AIM OF THE TASK
Scan the following material for the string "question" and copy each line in which it appears.

EXERCISE MATERIAL

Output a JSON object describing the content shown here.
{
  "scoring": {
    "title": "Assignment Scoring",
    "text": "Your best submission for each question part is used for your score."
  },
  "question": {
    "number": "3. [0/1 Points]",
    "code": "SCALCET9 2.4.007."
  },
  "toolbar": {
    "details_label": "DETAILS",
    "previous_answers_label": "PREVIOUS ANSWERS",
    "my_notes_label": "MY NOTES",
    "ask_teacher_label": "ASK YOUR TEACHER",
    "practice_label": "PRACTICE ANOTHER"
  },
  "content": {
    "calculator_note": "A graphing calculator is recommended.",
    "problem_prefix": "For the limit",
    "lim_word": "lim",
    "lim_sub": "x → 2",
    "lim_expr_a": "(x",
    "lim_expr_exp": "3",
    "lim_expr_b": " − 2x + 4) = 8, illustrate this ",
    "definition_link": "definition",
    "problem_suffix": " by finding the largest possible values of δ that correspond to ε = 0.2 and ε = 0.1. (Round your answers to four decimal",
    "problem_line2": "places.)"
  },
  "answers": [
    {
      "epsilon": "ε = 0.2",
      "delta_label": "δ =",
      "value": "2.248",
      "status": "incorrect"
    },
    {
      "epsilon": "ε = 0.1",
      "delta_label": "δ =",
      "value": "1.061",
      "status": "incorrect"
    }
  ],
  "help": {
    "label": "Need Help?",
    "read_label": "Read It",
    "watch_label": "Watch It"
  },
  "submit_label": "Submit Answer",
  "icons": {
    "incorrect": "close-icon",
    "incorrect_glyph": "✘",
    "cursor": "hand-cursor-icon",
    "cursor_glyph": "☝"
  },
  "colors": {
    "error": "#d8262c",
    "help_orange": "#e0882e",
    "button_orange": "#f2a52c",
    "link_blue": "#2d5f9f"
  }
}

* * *

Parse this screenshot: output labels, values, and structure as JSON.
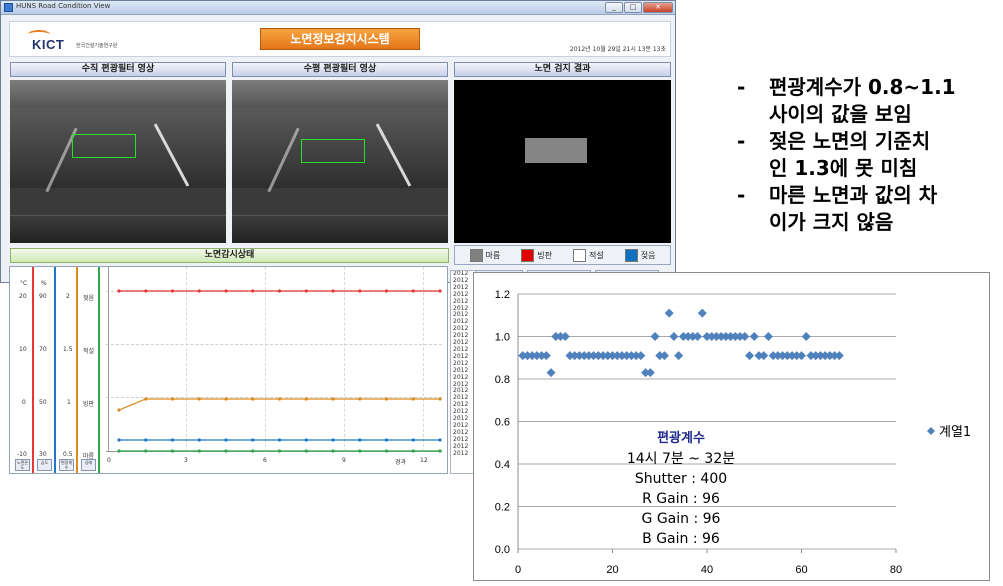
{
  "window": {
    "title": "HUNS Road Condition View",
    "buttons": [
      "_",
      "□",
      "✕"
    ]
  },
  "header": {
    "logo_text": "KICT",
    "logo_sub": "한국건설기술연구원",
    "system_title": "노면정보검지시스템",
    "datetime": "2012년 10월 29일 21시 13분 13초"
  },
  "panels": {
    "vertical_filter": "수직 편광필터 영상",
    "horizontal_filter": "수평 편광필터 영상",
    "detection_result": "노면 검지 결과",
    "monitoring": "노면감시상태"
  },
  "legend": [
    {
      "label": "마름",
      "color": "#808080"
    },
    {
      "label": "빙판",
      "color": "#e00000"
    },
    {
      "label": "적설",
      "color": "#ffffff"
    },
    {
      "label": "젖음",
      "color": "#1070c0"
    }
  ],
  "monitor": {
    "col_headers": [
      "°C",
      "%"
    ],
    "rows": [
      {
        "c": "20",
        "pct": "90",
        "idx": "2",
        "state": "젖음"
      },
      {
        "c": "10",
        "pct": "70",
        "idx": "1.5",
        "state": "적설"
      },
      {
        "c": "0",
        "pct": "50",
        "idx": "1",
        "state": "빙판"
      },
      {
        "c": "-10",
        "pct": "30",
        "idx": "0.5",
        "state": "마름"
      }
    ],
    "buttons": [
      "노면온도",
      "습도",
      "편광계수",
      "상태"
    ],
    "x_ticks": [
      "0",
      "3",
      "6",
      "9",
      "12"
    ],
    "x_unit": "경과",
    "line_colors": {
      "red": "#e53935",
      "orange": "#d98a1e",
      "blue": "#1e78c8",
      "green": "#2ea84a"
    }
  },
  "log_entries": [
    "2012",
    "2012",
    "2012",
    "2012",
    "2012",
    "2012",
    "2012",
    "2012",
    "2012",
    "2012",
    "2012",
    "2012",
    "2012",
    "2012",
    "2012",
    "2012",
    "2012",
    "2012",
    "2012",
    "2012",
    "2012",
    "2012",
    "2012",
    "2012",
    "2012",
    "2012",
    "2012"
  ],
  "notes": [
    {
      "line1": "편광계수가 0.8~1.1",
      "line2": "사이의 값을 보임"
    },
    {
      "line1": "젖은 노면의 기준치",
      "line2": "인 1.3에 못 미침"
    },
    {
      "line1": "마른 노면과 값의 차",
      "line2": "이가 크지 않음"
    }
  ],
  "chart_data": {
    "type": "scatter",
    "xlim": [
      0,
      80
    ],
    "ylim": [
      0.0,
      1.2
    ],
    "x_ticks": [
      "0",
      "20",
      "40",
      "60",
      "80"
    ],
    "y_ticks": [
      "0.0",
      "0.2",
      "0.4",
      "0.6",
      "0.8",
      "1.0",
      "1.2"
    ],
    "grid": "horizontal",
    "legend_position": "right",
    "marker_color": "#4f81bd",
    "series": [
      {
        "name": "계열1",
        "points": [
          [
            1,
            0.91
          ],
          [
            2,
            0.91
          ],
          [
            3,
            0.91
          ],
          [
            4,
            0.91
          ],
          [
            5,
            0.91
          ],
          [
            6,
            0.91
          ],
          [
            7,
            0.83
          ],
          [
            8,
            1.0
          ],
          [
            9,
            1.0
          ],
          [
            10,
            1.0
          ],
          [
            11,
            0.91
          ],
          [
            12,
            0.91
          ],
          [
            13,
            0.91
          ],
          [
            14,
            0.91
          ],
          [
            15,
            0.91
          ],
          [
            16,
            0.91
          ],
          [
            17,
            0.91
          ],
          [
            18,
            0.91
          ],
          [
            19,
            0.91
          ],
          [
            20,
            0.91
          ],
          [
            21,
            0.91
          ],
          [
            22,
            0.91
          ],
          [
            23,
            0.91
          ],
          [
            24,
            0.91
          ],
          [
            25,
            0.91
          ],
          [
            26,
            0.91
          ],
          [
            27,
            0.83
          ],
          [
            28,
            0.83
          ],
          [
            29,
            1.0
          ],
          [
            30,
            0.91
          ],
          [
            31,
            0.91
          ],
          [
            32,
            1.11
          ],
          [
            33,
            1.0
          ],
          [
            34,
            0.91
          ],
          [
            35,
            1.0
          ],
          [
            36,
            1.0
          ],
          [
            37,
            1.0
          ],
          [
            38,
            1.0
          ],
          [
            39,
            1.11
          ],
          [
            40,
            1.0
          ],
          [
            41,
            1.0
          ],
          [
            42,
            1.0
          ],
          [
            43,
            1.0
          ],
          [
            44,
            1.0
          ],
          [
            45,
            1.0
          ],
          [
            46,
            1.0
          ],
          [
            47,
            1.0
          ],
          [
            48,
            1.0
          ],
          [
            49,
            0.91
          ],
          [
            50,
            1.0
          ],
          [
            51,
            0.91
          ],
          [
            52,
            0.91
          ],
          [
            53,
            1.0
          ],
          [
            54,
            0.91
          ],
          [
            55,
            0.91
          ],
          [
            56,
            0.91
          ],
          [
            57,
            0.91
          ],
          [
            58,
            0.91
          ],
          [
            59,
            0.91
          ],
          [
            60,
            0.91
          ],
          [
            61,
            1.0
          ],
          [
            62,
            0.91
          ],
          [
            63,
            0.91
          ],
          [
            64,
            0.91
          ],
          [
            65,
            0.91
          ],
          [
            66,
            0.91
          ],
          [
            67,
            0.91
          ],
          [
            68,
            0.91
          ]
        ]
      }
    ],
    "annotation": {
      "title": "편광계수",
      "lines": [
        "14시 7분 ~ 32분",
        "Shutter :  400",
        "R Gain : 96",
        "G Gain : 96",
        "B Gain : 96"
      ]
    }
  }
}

ANSWER TO THIS EXERCISE
    "text": "Your best submission for each question part is used for your score."
  "question": {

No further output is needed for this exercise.